Note: The term “best practices” means a methodology that consistently produces superior results.
Preparation – director: Do score study, breaking down each piece to determine how you’re going to approach teaching all the elements, such as rhythm, techniques, musical expression, etc. In the 1990s (and perhaps other years), Overtones ran an excellent series called Conductor’s Roundtable, where accomplished conductors explained how they would analyze and teach a piece. If you’re a member of the U.S. handbell guild, you may find some of the articles online, or you could order back copies. Always go into rehearsals with a plan for what you want to accomplish, and consider how that fits into the bigger picture of preparing to ring in church or present a concert. Continue reading Rehearsal “best practices”
Struggling ringers often feel like their ringing problems are their own fault, but how the director runs the bell choir makes a huge difference in results. In this article, I’ll explore how assignments, music choices, and equipment problems affect struggling ringers and beginners. Continue reading Setting ringers up for success
Marking music can help – or hinder – music reading. Inexperienced music readers write too much information on sheet music instead of learning to read music notation. Sheet music already contains 95% of the information needed to play the piece. Cluttering it up with English is a crutch, and makes it more difficult to read, not easier. Continue reading Marking music
There are many resources for learning music notation, both in print and online. This article won’t attempt to duplicate those, but instead focus on challenges and confusion handbell musicians may experience. Ringers with little or no prior music reading background may want to work through a workbook. I especially like Alfred’s Essentials of Music Theory – Complete. Note the catalog number (16486 – book with 2 listening CDs), as Alfred has several similar products. It’s an inexpensive resource. Though the book is available without CDs, ear training will help ringers improve. Ringers can start wherever the book presents new information, on page 1 for some, perhaps a few chapters into the book for others, and work through the book as far as the director suggests. Continue reading No ringer left behind – Music reading challenges

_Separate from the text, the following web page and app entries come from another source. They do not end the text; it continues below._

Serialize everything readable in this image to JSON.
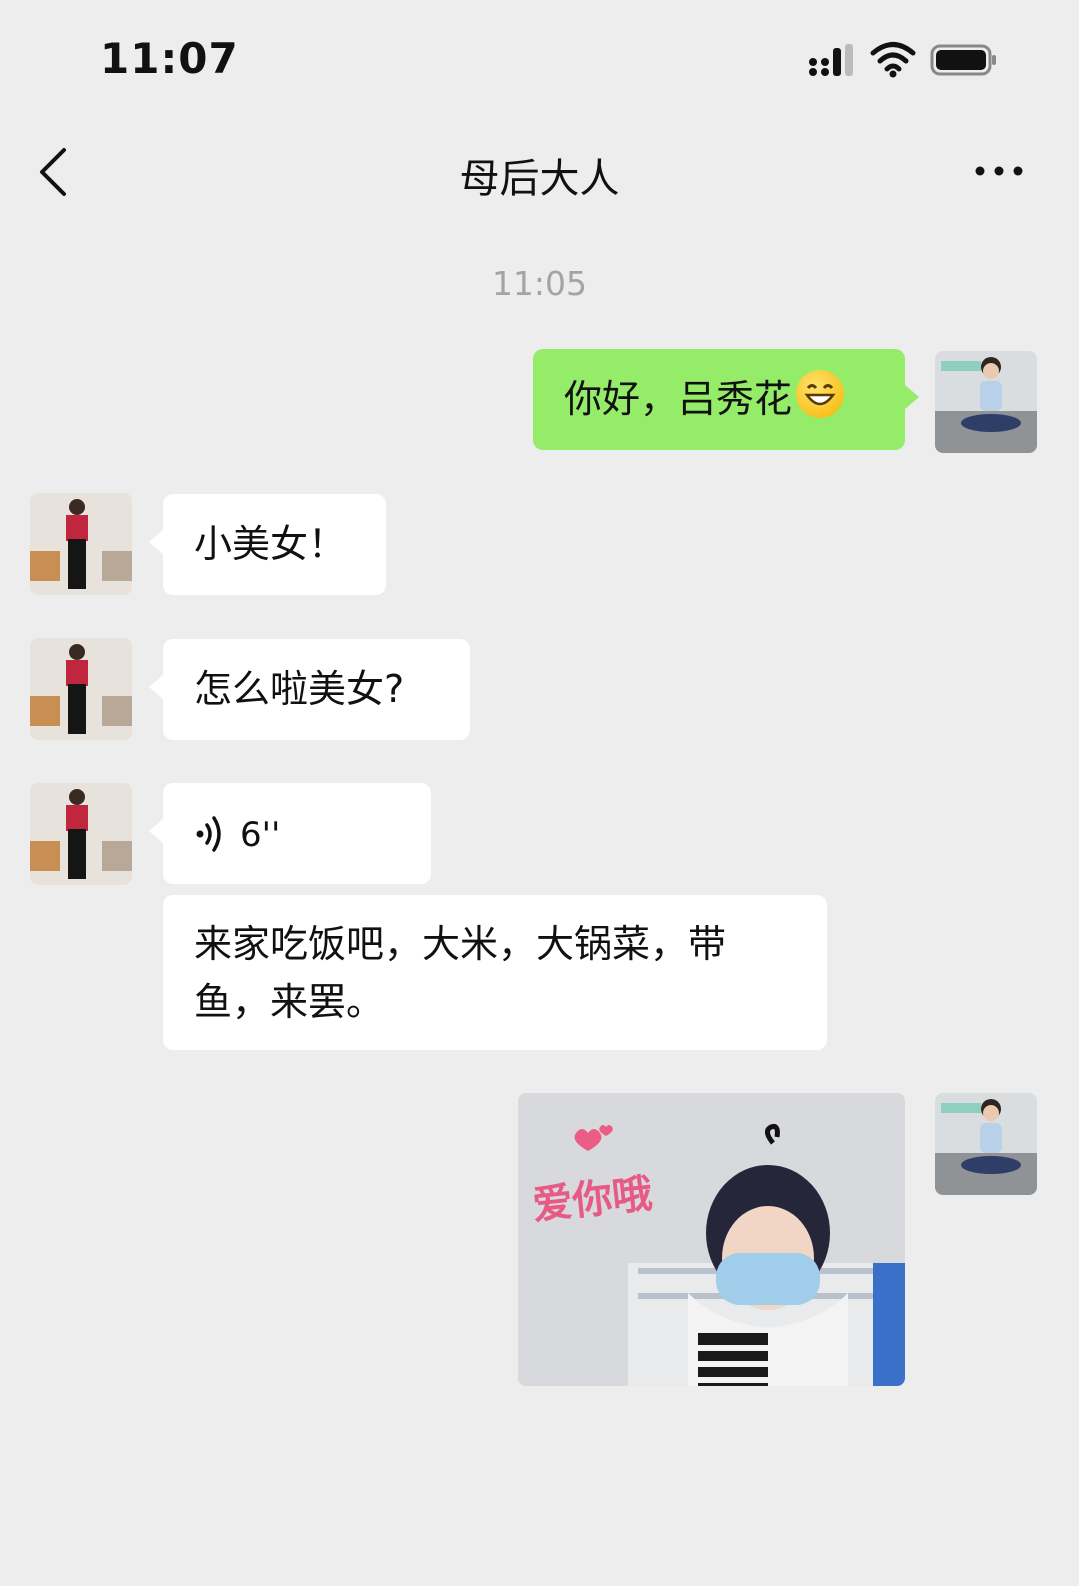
{
  "status_bar": {
    "time": "11:07"
  },
  "nav": {
    "title": "母后大人"
  },
  "chat": {
    "timestamp": "11:05",
    "messages": [
      {
        "side": "right",
        "type": "text",
        "text": "你好，吕秀花"
      },
      {
        "side": "left",
        "type": "text",
        "text": "小美女！"
      },
      {
        "side": "left",
        "type": "text",
        "text": "怎么啦美女?"
      },
      {
        "side": "left",
        "type": "voice",
        "duration": "6''"
      },
      {
        "side": "left",
        "type": "text",
        "text": "来家吃饭吧，大米，大锅菜，带鱼，来罢。"
      },
      {
        "side": "right",
        "type": "image",
        "sticker_text": "爱你哦"
      }
    ]
  },
  "colors": {
    "background": "#ededed",
    "outgoing_bubble": "#95ec69",
    "incoming_bubble": "#ffffff",
    "timestamp_text": "#a4a4a4"
  },
  "icons": [
    "signal-icon",
    "wifi-icon",
    "battery-icon",
    "back-icon",
    "more-icon",
    "voice-icon",
    "grin-emoji-icon",
    "heart-icon"
  ]
}
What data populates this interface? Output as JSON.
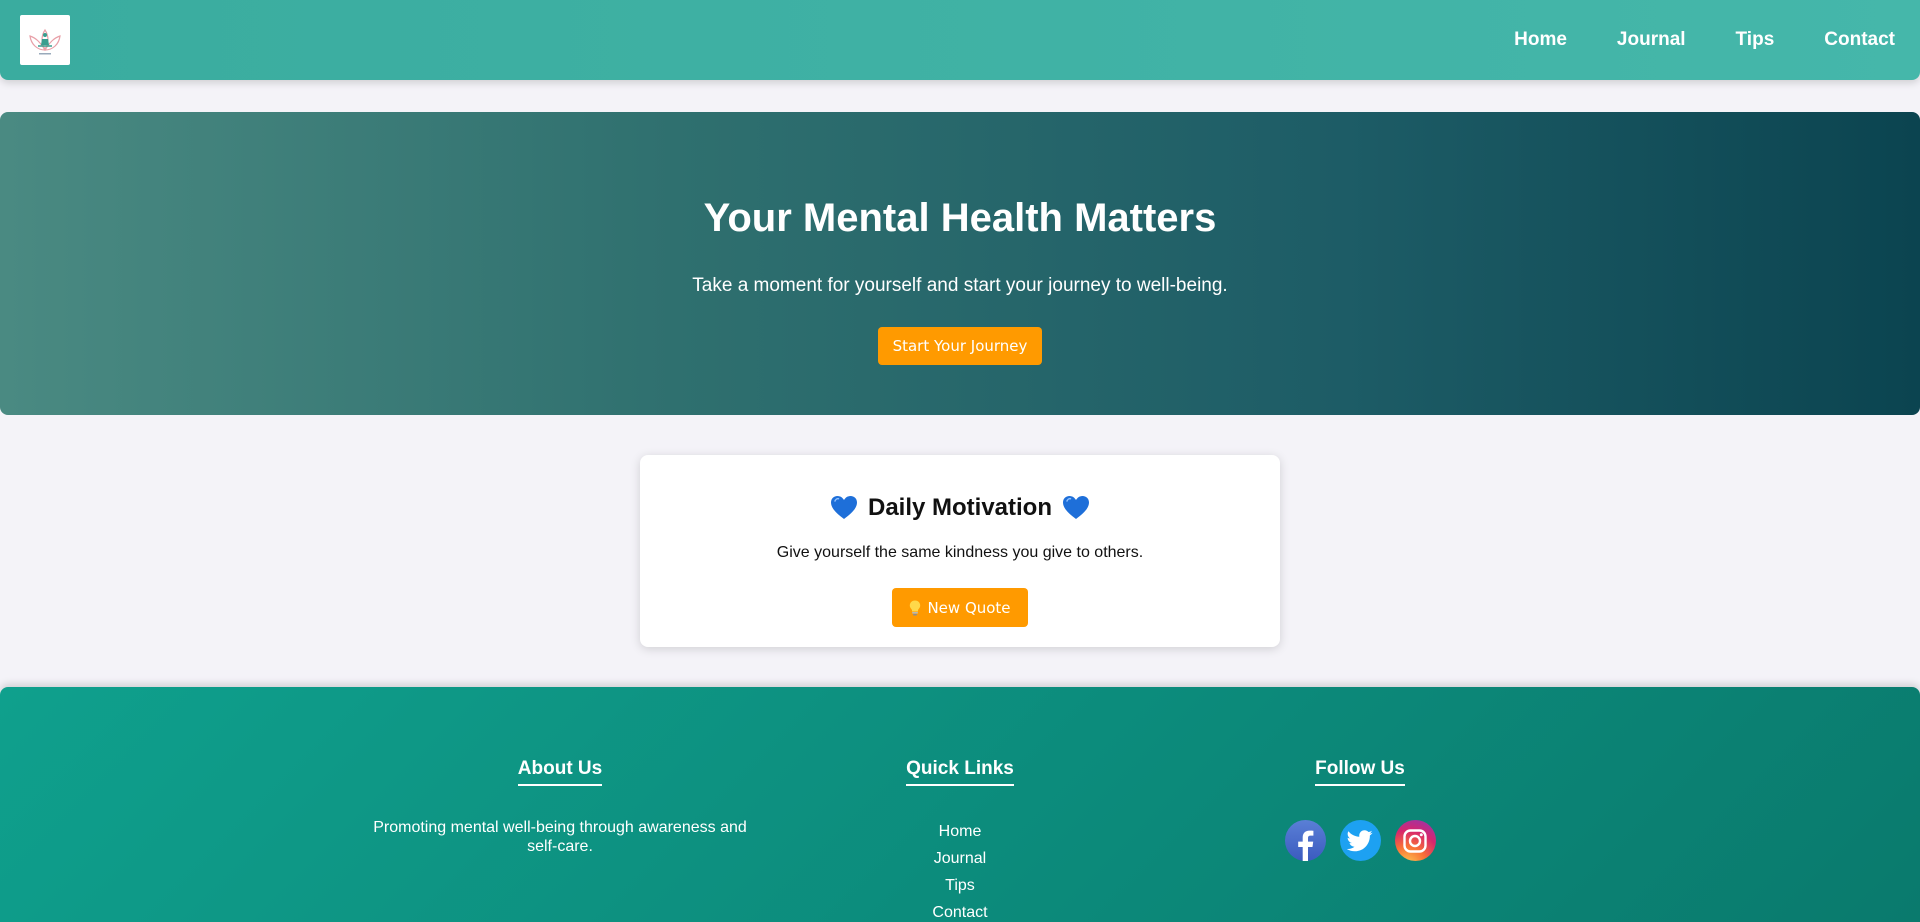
{
  "header": {
    "logo_icon": "meditation-lotus-logo-icon",
    "nav": [
      {
        "label": "Home"
      },
      {
        "label": "Journal"
      },
      {
        "label": "Tips"
      },
      {
        "label": "Contact"
      }
    ]
  },
  "hero": {
    "title": "Your Mental Health Matters",
    "subtitle": "Take a moment for yourself and start your journey to well-being.",
    "button_label": "Start Your Journey"
  },
  "motivation": {
    "title": "Daily Motivation",
    "heart_icon": "blue-heart-icon",
    "quote": "Give yourself the same kindness you give to others.",
    "button_label": "New Quote",
    "button_icon": "lightbulb-icon"
  },
  "footer": {
    "about": {
      "heading": "About Us",
      "text": "Promoting mental well-being through awareness and self-care."
    },
    "quick_links": {
      "heading": "Quick Links",
      "items": [
        "Home",
        "Journal",
        "Tips",
        "Contact"
      ]
    },
    "follow": {
      "heading": "Follow Us",
      "icons": [
        "facebook-icon",
        "twitter-icon",
        "instagram-icon"
      ]
    }
  },
  "colors": {
    "header_teal": "#3aac9f",
    "hero_dark_teal": "#0b4450",
    "accent_orange": "#ff9a00",
    "footer_teal": "#0fa08d",
    "page_background": "#f4f3f8",
    "heart_blue": "#1e6fd9"
  }
}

Often ringers struggle to keep up with others in a bell choir. Joining an established handbell group is like jumping onto a moving train. Integrating new ringers, especially if they don’t read music yet, can take time but yield big dividends. Or maybe they aren’t new, but they struggle because they didn’t get a good orientation to ringing. As the director or fellow ringer, you may struggle yourself to help them, because you just don’t understand what causes their mistakes. Many struggling ringers are adult beginners, and they haven’t learned the language of music. If you learned music yourself as a child, it’s second nature, and you may not know how to teach basic music principles, or remember how you learned them. It would be like a native speaker teaching the language to an immigrant. Continue reading No ringer left behind – Communication
At National Seminar, I was thrilled to be asked to write an article for the Jeffers catalog Vibrations. After reviewing the list of topics covered in previous issues, and considering what I was teaching at the time, I decided to write about memorization. This article (published in Holiday 2013 Vibrations) draws from the memorization article previously published on this site, adapted to include suggestions for bell choir musicians and small ensembles, as well as soloists. Continue reading Memorization – Jeffers article
Handbell musicians often assume it’s OK to enlarge handbell music for sight-impaired ringers. However, copyright law restricts the right to copy as follows:
1) What: literary (not musical) works
2) Who can copy: institutions that exist to serve the blind, like the Braille Institute
3) For: the legally blind Continue reading Sight-impaired ringers
Making copies in any form is one of the rights assigned exclusively to the copyright holder under copyright law. In addition to the usual copyright notice of “All rights reserved,” publishers sometimes use stronger wording to reinforce that photocopying sheet music is illegal. As handbell musicians, we want to do the right thing, but that can be difficult with so much misinformation floating about.
Read here about:
• The myth of the ‘working copy’
• Ways to accommodate copying restrictions
• What “fair use” really means Continue reading Photocopies and “fair use”